** Opening RECORD SET block **
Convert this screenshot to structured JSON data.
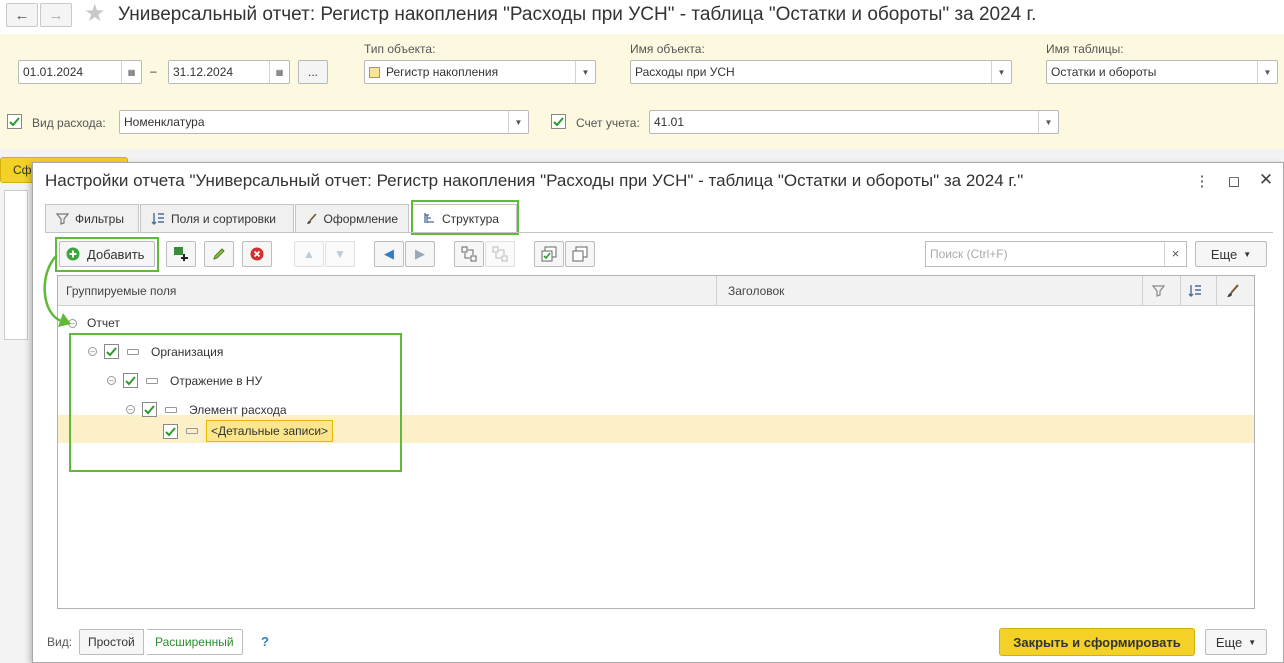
{
  "window": {
    "title": "Универсальный отчет: Регистр накопления \"Расходы при УСН\" - таблица \"Остатки и обороты\" за 2024 г."
  },
  "params": {
    "date_from": "01.01.2024",
    "dash": "–",
    "date_to": "31.12.2024",
    "period_button": "...",
    "object_type_label": "Тип объекта:",
    "object_type_value": "Регистр накопления",
    "object_name_label": "Имя объекта:",
    "object_name_value": "Расходы при УСН",
    "table_name_label": "Имя таблицы:",
    "table_name_value": "Остатки и обороты",
    "expense_type_label": "Вид расхода:",
    "expense_type_value": "Номенклатура",
    "account_label": "Счет учета:",
    "account_value": "41.01"
  },
  "background": {
    "tab_fragment": "Сф"
  },
  "dialog": {
    "title": "Настройки отчета \"Универсальный отчет: Регистр накопления \"Расходы при УСН\" - таблица \"Остатки и обороты\" за 2024 г.\"",
    "tabs": [
      {
        "label": "Фильтры",
        "icon": "filter-icon"
      },
      {
        "label": "Поля и сортировки",
        "icon": "sort-icon"
      },
      {
        "label": "Оформление",
        "icon": "brush-icon"
      },
      {
        "label": "Структура",
        "icon": "structure-icon",
        "active": true
      }
    ],
    "toolbar": {
      "add_label": "Добавить",
      "search_placeholder": "Поиск (Ctrl+F)",
      "clear_search": "×",
      "more_label": "Еще"
    },
    "grid": {
      "col_fields": "Группируемые поля",
      "col_header": "Заголовок",
      "root": "Отчет",
      "rows": [
        {
          "label": "Организация",
          "checked": true
        },
        {
          "label": "Отражение в НУ",
          "checked": true
        },
        {
          "label": "Элемент расхода",
          "checked": true
        },
        {
          "label": "<Детальные записи>",
          "checked": true,
          "selected": true
        }
      ]
    },
    "footer": {
      "view_label": "Вид:",
      "simple": "Простой",
      "extended": "Расширенный",
      "help": "?",
      "close_generate": "Закрыть и сформировать",
      "more_label": "Еще"
    },
    "colors": {
      "highlight_green": "#5fba3a",
      "selected_row": "#fbf0c8",
      "primary_button": "#f3d126"
    }
  }
}
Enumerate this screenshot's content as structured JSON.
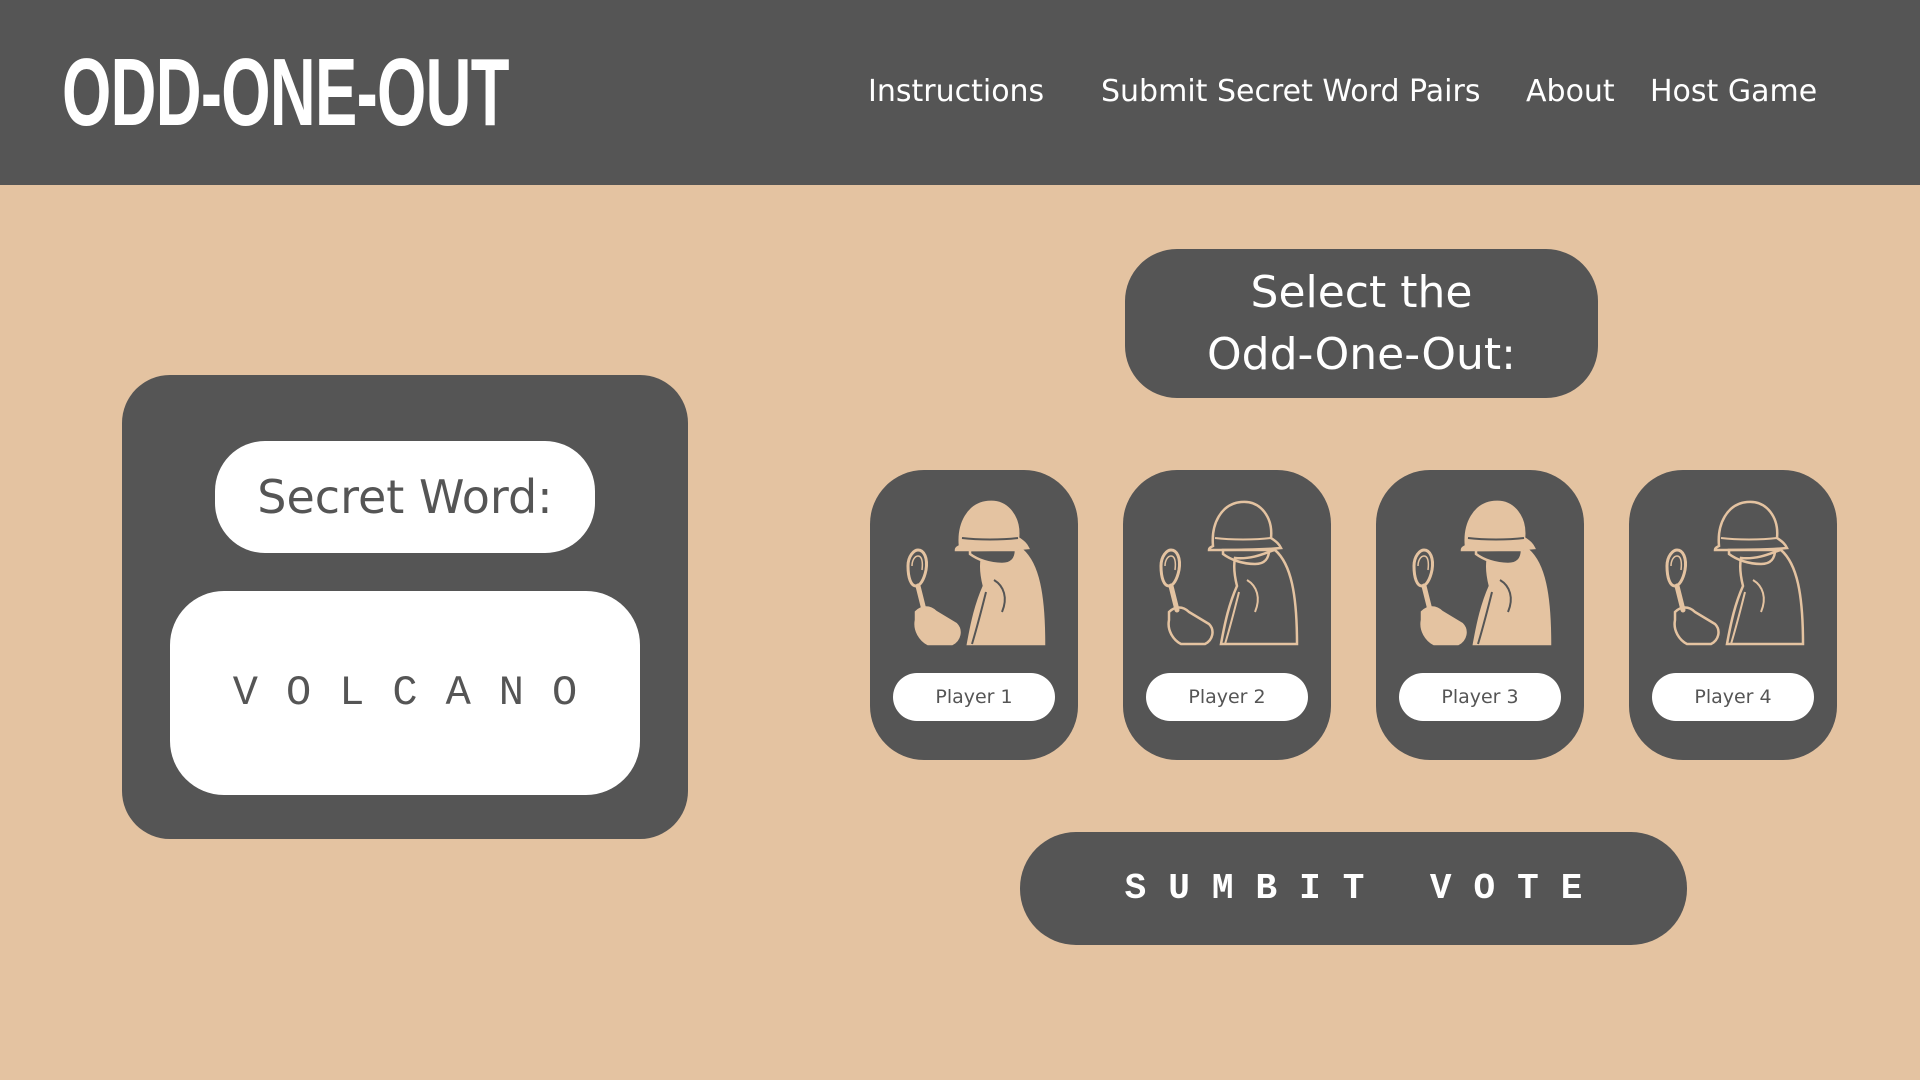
{
  "header": {
    "logo": "ODD-ONE-OUT",
    "nav": [
      {
        "label": "Instructions"
      },
      {
        "label": "Submit Secret Word Pairs"
      },
      {
        "label": "About"
      },
      {
        "label": "Host Game"
      }
    ]
  },
  "secret": {
    "label": "Secret Word:",
    "word": "VOLCANO"
  },
  "vote": {
    "prompt_line1": "Select the",
    "prompt_line2": "Odd-One-Out:",
    "players": [
      {
        "name": "Player 1",
        "icon": "detective-icon",
        "style": "filled"
      },
      {
        "name": "Player 2",
        "icon": "detective-icon",
        "style": "outline"
      },
      {
        "name": "Player 3",
        "icon": "detective-icon",
        "style": "filled"
      },
      {
        "name": "Player 4",
        "icon": "detective-icon",
        "style": "outline"
      }
    ],
    "submit_label": "SUMBIT VOTE"
  },
  "colors": {
    "background": "#e4c3a1",
    "panel": "#555555",
    "accent": "#e4c3a1",
    "text_light": "#ffffff"
  }
}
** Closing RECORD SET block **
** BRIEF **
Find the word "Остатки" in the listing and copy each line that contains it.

** SOLUTION TO THIS TASK **
    "title": "Универсальный отчет: Регистр накопления \"Расходы при УСН\" - таблица \"Остатки и обороты\" за 2024 г."
    "table_name_value": "Остатки и обороты",
    "title": "Настройки отчета \"Универсальный отчет: Регистр накопления \"Расходы при УСН\" - таблица \"Остатки и обороты\" за 2024 г.\"",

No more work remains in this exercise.